--- Your goal ---
What follows is a set of records. Repeat every one of them exactly.

--- Supplied data ---
•••••

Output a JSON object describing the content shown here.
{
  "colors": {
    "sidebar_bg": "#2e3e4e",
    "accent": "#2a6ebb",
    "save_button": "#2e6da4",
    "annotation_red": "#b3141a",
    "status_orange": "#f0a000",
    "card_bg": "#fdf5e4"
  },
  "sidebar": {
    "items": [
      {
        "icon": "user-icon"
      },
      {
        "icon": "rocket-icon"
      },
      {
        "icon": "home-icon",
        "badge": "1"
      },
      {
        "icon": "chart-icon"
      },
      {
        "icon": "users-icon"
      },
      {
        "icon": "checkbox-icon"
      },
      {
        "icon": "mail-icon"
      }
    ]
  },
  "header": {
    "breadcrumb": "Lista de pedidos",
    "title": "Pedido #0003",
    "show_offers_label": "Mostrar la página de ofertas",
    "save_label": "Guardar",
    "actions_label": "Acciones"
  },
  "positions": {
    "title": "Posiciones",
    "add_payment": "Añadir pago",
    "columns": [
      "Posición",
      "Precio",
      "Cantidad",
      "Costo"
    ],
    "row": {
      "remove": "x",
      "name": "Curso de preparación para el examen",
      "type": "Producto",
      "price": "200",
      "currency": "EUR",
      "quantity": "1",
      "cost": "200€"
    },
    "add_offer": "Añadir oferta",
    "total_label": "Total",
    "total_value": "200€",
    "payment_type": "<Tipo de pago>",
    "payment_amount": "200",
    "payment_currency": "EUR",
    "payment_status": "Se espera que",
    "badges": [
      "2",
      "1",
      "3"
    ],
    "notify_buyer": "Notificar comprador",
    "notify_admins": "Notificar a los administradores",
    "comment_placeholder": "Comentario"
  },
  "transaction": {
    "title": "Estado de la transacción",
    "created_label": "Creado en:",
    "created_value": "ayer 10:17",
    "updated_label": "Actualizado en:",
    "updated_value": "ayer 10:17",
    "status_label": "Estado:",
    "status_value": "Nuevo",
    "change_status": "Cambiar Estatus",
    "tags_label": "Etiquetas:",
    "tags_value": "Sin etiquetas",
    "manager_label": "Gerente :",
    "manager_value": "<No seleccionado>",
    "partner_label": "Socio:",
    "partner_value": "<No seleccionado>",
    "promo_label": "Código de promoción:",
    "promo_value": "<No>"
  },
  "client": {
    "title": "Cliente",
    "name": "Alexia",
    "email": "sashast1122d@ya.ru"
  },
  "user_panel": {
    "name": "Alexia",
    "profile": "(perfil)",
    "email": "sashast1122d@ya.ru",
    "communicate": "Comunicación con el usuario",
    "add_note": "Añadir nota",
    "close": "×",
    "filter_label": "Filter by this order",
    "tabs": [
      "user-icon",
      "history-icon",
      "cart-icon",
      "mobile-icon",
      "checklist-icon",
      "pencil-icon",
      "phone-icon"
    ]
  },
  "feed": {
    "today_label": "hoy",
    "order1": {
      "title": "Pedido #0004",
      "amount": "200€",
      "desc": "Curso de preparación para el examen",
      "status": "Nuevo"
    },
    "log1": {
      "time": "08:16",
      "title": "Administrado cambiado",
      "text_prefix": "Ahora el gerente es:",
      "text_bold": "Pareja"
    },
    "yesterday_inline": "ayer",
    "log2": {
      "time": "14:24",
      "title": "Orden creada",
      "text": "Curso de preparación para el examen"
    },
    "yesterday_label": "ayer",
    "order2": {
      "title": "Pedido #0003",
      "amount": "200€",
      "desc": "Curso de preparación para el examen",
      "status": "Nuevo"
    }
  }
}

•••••

--- Written response ---
Output a JSON object describing the content shown here.
{
  "colors": {
    "sidebar_bg": "#2e3e4e",
    "accent": "#2a6ebb",
    "save_button": "#2e6da4",
    "annotation_red": "#b3141a",
    "status_orange": "#f0a000",
    "card_bg": "#fdf5e4"
  },
  "sidebar": {
    "items": [
      {
        "icon": "user-icon"
      },
      {
        "icon": "rocket-icon"
      },
      {
        "icon": "home-icon",
        "badge": "1"
      },
      {
        "icon": "chart-icon"
      },
      {
        "icon": "users-icon"
      },
      {
        "icon": "checkbox-icon"
      },
      {
        "icon": "mail-icon"
      }
    ]
  },
  "header": {
    "breadcrumb": "Lista de pedidos",
    "title": "Pedido #0003",
    "show_offers_label": "Mostrar la página de ofertas",
    "save_label": "Guardar",
    "actions_label": "Acciones"
  },
  "positions": {
    "title": "Posiciones",
    "add_payment": "Añadir pago",
    "columns": [
      "Posición",
      "Precio",
      "Cantidad",
      "Costo"
    ],
    "row": {
      "remove": "x",
      "name": "Curso de preparación para el examen",
      "type": "Producto",
      "price": "200",
      "currency": "EUR",
      "quantity": "1",
      "cost": "200€"
    },
    "add_offer": "Añadir oferta",
    "total_label": "Total",
    "total_value": "200€",
    "payment_type": "<Tipo de pago>",
    "payment_amount": "200",
    "payment_currency": "EUR",
    "payment_status": "Se espera que",
    "badges": [
      "2",
      "1",
      "3"
    ],
    "notify_buyer": "Notificar comprador",
    "notify_admins": "Notificar a los administradores",
    "comment_placeholder": "Comentario"
  },
  "transaction": {
    "title": "Estado de la transacción",
    "created_label": "Creado en:",
    "created_value": "ayer 10:17",
    "updated_label": "Actualizado en:",
    "updated_value": "ayer 10:17",
    "status_label": "Estado:",
    "status_value": "Nuevo",
    "change_status": "Cambiar Estatus",
    "tags_label": "Etiquetas:",
    "tags_value": "Sin etiquetas",
    "manager_label": "Gerente :",
    "manager_value": "<No seleccionado>",
    "partner_label": "Socio:",
    "partner_value": "<No seleccionado>",
    "promo_label": "Código de promoción:",
    "promo_value": "<No>"
  },
  "client": {
    "title": "Cliente",
    "name": "Alexia",
    "email": "sashast1122d@ya.ru"
  },
  "user_panel": {
    "name": "Alexia",
    "profile": "(perfil)",
    "email": "sashast1122d@ya.ru",
    "communicate": "Comunicación con el usuario",
    "add_note": "Añadir nota",
    "close": "×",
    "filter_label": "Filter by this order",
    "tabs": [
      "user-icon",
      "history-icon",
      "cart-icon",
      "mobile-icon",
      "checklist-icon",
      "pencil-icon",
      "phone-icon"
    ]
  },
  "feed": {
    "today_label": "hoy",
    "order1": {
      "title": "Pedido #0004",
      "amount": "200€",
      "desc": "Curso de preparación para el examen",
      "status": "Nuevo"
    },
    "log1": {
      "time": "08:16",
      "title": "Administrado cambiado",
      "text_prefix": "Ahora el gerente es:",
      "text_bold": "Pareja"
    },
    "yesterday_inline": "ayer",
    "log2": {
      "time": "14:24",
      "title": "Orden creada",
      "text": "Curso de preparación para el examen"
    },
    "yesterday_label": "ayer",
    "order2": {
      "title": "Pedido #0003",
      "amount": "200€",
      "desc": "Curso de preparación para el examen",
      "status": "Nuevo"
    }
  }
}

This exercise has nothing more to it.